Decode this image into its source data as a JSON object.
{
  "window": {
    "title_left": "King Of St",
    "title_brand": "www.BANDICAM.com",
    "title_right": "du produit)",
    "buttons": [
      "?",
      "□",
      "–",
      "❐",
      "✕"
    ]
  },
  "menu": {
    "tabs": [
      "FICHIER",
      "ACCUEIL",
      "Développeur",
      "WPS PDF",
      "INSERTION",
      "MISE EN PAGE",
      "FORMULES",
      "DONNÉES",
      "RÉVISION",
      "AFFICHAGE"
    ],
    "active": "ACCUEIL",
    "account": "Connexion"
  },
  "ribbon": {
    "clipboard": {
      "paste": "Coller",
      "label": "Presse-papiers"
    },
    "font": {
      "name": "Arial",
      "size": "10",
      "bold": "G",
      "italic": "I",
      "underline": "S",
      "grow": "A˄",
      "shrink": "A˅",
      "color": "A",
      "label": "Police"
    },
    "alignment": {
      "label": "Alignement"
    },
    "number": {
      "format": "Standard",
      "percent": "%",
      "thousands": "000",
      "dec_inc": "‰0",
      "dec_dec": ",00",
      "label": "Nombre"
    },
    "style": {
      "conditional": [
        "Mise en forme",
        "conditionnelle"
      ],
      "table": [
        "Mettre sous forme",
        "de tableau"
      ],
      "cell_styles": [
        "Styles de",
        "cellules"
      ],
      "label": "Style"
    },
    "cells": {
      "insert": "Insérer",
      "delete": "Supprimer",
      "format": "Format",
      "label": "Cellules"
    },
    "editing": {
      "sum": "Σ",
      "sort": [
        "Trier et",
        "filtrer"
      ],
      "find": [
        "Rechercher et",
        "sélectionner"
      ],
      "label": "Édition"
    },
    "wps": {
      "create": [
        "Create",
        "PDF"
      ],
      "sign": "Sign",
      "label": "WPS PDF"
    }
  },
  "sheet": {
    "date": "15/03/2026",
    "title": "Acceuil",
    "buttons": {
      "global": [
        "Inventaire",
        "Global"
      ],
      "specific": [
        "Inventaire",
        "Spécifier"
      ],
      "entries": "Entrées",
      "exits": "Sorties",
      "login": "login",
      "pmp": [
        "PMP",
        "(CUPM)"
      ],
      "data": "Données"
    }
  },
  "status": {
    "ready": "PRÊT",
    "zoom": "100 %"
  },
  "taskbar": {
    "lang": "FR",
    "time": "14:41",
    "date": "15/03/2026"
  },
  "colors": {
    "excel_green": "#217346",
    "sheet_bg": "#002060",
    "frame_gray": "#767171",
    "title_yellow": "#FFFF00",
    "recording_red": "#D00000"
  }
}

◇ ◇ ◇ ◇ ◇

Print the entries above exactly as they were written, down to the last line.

Decode this image into its source data as a JSON object.
{
  "window": {
    "title_left": "King Of St",
    "title_brand": "www.BANDICAM.com",
    "title_right": "du produit)",
    "buttons": [
      "?",
      "□",
      "–",
      "❐",
      "✕"
    ]
  },
  "menu": {
    "tabs": [
      "FICHIER",
      "ACCUEIL",
      "Développeur",
      "WPS PDF",
      "INSERTION",
      "MISE EN PAGE",
      "FORMULES",
      "DONNÉES",
      "RÉVISION",
      "AFFICHAGE"
    ],
    "active": "ACCUEIL",
    "account": "Connexion"
  },
  "ribbon": {
    "clipboard": {
      "paste": "Coller",
      "label": "Presse-papiers"
    },
    "font": {
      "name": "Arial",
      "size": "10",
      "bold": "G",
      "italic": "I",
      "underline": "S",
      "grow": "A˄",
      "shrink": "A˅",
      "color": "A",
      "label": "Police"
    },
    "alignment": {
      "label": "Alignement"
    },
    "number": {
      "format": "Standard",
      "percent": "%",
      "thousands": "000",
      "dec_inc": "‰0",
      "dec_dec": ",00",
      "label": "Nombre"
    },
    "style": {
      "conditional": [
        "Mise en forme",
        "conditionnelle"
      ],
      "table": [
        "Mettre sous forme",
        "de tableau"
      ],
      "cell_styles": [
        "Styles de",
        "cellules"
      ],
      "label": "Style"
    },
    "cells": {
      "insert": "Insérer",
      "delete": "Supprimer",
      "format": "Format",
      "label": "Cellules"
    },
    "editing": {
      "sum": "Σ",
      "sort": [
        "Trier et",
        "filtrer"
      ],
      "find": [
        "Rechercher et",
        "sélectionner"
      ],
      "label": "Édition"
    },
    "wps": {
      "create": [
        "Create",
        "PDF"
      ],
      "sign": "Sign",
      "label": "WPS PDF"
    }
  },
  "sheet": {
    "date": "15/03/2026",
    "title": "Acceuil",
    "buttons": {
      "global": [
        "Inventaire",
        "Global"
      ],
      "specific": [
        "Inventaire",
        "Spécifier"
      ],
      "entries": "Entrées",
      "exits": "Sorties",
      "login": "login",
      "pmp": [
        "PMP",
        "(CUPM)"
      ],
      "data": "Données"
    }
  },
  "status": {
    "ready": "PRÊT",
    "zoom": "100 %"
  },
  "taskbar": {
    "lang": "FR",
    "time": "14:41",
    "date": "15/03/2026"
  },
  "colors": {
    "excel_green": "#217346",
    "sheet_bg": "#002060",
    "frame_gray": "#767171",
    "title_yellow": "#FFFF00",
    "recording_red": "#D00000"
  }
}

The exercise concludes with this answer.